Grangetown’s Vegetarian Food Studio was an obvious place to start: it’s pretty well known, it’s had praise lavished on it in the national press, but a lot of people I’ve met so far (some of whom have been living here for years) have no clue as to its existence, or if they’ve heard of it, don’t know where it can be found.  Something to do with the location?

From St Mary Street, pass by the turnoff into Central Station, veering right onto Penarth Road and ducking under one of Cardiff’s many Brain’s bridges.  Enjoy the vista of the station car park as you follow the bend to the right and head into a bleak landscape of call centres and self-storage facilities.  Cross the river, pausing on the bridge to admire the view of the Brains brewery and Millennium Stadium.  If you’re lucky, some passing rowers may provide a nice contrast to the urban grit.

Ok, congrats, you’re in Grangetown.  Stroll down the block, but not too quickly or you may go straight past the Studio’s tiny frontage.  Pop into the offy next door, grab a couple of beers and you’re all set.  Oh, did I forget to say it may’ve been worth booking?

If you’ve got a wait on your hands, take a stroll across Penarth Road.  Head into Dinas Place, along the side of the well-kept Pentre Gardens and down Dinas Street.  Hang a left at Merches Gardens and (I’m being serious this time) check out the domed splendour of the Shree Swaminarayan temple nestling in among the terraces.  Capture Cardiff did a nice little piece on the temple, which you can find here.  If, like me, you used to live in Sheffield, you can then have a little chuckle about the fact that it lies on Mardy Street, and speculate about whether this reflects the general misery of the citizens.

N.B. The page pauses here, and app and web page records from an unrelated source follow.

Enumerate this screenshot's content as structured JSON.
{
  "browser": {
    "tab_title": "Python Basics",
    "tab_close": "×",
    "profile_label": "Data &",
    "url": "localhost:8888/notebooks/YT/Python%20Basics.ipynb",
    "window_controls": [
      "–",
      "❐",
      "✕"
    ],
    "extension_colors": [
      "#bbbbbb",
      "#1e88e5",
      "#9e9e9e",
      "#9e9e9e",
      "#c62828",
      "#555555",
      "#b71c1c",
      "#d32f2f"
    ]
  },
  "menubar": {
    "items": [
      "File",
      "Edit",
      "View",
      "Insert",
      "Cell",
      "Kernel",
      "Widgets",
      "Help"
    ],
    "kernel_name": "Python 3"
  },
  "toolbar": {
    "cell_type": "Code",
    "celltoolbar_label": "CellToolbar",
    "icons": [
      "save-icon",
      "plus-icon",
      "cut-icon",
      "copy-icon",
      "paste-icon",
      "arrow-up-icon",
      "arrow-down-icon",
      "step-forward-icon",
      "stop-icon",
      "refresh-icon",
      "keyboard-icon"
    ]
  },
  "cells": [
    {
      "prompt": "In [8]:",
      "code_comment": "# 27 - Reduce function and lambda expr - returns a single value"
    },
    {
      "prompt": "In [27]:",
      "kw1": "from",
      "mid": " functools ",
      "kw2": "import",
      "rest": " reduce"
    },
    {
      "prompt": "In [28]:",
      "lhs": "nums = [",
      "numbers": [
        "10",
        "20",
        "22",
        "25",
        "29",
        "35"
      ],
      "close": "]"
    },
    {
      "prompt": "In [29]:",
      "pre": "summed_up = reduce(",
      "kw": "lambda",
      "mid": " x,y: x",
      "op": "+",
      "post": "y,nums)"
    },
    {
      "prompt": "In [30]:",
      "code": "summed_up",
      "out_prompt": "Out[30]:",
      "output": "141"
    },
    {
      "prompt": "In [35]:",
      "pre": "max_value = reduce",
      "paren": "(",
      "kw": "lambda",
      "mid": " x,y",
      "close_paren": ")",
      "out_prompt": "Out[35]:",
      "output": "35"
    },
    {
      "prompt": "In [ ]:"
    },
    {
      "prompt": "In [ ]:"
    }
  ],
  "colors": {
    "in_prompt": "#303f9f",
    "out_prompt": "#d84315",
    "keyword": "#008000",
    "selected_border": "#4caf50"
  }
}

Unless you’re really unlucky, a table is probably ready for you now.  Retrace your steps and go fill your face.  The Studio’s Gujurati Thalis provide a complete meal in themselves for £5.99, but if you’ve got a full tenner to burn then you can look forward to being levered out of the place.  You may need a little walk at this point, so saunter for ten minutes back into town and the next move is yours.